Andy Rosen, founder of the designer brand Theory, along with the Council of Fashion Designers of America (“CFDA”) and the New York City Economic Development Cooperation are launching the Fashion Manufacturing Initiative to raise funds for New York city factories that are at least two-years-old. By encouraging American designers to manufacture domestically, this initiative is an important step in reinvigorating American garment manufacturing. The initiative, which seeks to raise $3 to $5 million in start-up funds, has already received $1.5 million from the city Economic Development Corporation and Mr. Rosen. The initiative, which includes factories in all five New York City boroughs, will involve investing in equipment, improving real estate and working conditions, recruiting and retaining skilled labor, and centralizing the information needed to produce in New York. Factories with at least two years of fashion industry work can start applying for the funds on September 16th, and finalists will be selected in November. A committee of industry experts will interview and visit finalists on-site, and the winners will be selected in December. Funds will be delivered in February 2014.
Rosen explained that it is no longer the case that it is less expensive to manufacture in China: “Between the rising prices in China, the freight and the duty rates, there is no advantage price-wise in manufacturing in China.” In 2006, the gap in labor prices between the United States and China was about $17 per hour, but according to Dan North, an economist with Eurler Hermes, a credit insurer that works with manufacturers, by 2015, the gap could shrink to as little as $7 per hour. North indicated that “If you’re a U.S. company and the advantage is only $7 per hour, suddenly it may be worth staying home. If I stay here, I have lower inventory costs, lower transportation costs. I’m closer to my market, I can have higher-quality production and I can keep my technology.” In fact, a 2012 Boston Consulting Group survey showed that 37 percent of U.S. manufacturers with sales above $1 billion said they were considering shifting some production from China to the United States.
In addition to rising prices, China has enacted stricter labor laws, and is experiencing more frequent labor disputes and strikes. At the same time, worker productivity has been rising in the U.S., and there is a growing appetite for domestically manufactured items. Between January 2010 and May 2013, the United States added 520,000 manufacturing jobs. In the apparel sphere, the rise of domestic manufacturing has also brought with it an expansion beyond traditional fashion manufacturing hubs like New York and Los Angeles, and into smaller cities like Raleigh, North Carolina and Fort Wayne, Indiana.
Nevertheless, many designers still send work abroad, in part because of more advanced technologies available overseas. Mr. Rosen explained that it’s more complicated to manufacture in America “because you have the pattern making over here, the marking and grading over there, the cutting, sewing elsewhere.” Barbara Blair Randall, president of the Fashion Center Business Improvement District, has indicated that several designers have complained that New York’s factories are sorely in need of modern updates.
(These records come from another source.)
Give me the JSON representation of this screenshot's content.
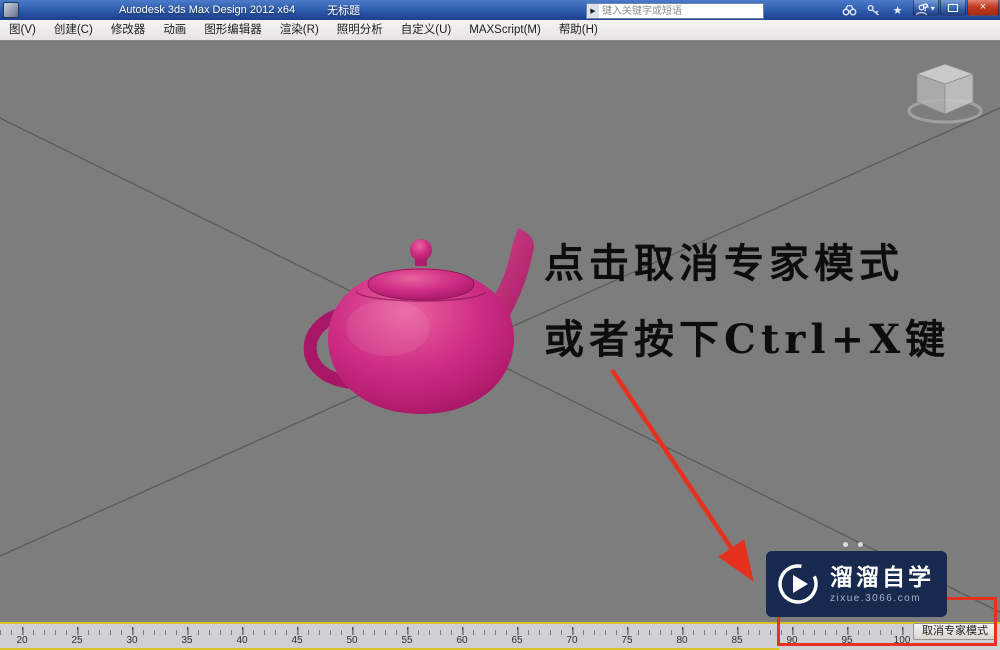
{
  "titlebar": {
    "app_title": "Autodesk 3ds Max Design 2012 x64",
    "document_title": "无标题",
    "search": {
      "placeholder": "键入关键字或短语",
      "go_icon": "▶"
    },
    "icons": {
      "star": "★",
      "dropdown": "▾"
    },
    "help_label": "?",
    "window_buttons": {
      "minimize": "–",
      "close": "×"
    }
  },
  "menu": {
    "items": [
      "图(V)",
      "创建(C)",
      "修改器",
      "动画",
      "图形编辑器",
      "渲染(R)",
      "照明分析",
      "自定义(U)",
      "MAXScript(M)",
      "帮助(H)"
    ]
  },
  "viewport": {
    "annotation_line1": "点击取消专家模式",
    "annotation_line2": "或者按下Ctrl+X键"
  },
  "watermark": {
    "brand": "溜溜自学",
    "site": "zixue.3066.com"
  },
  "bottom": {
    "expert_mode_button": "取消专家模式",
    "timeline_labels": [
      "20",
      "25",
      "30",
      "35",
      "40",
      "45",
      "50",
      "55",
      "60",
      "65",
      "70",
      "75",
      "80",
      "85",
      "90",
      "95",
      "100"
    ]
  },
  "colors": {
    "title_blue": "#2d59a8",
    "viewport_gray": "#7d7d7d",
    "teapot_magenta": "#c9267f",
    "annotation_red": "#e5321e",
    "highlight_yellow": "#d9c42a",
    "watermark_navy": "#17294e"
  }
}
Rosen believes that “if these factories develop the technology, designers will come back in droves.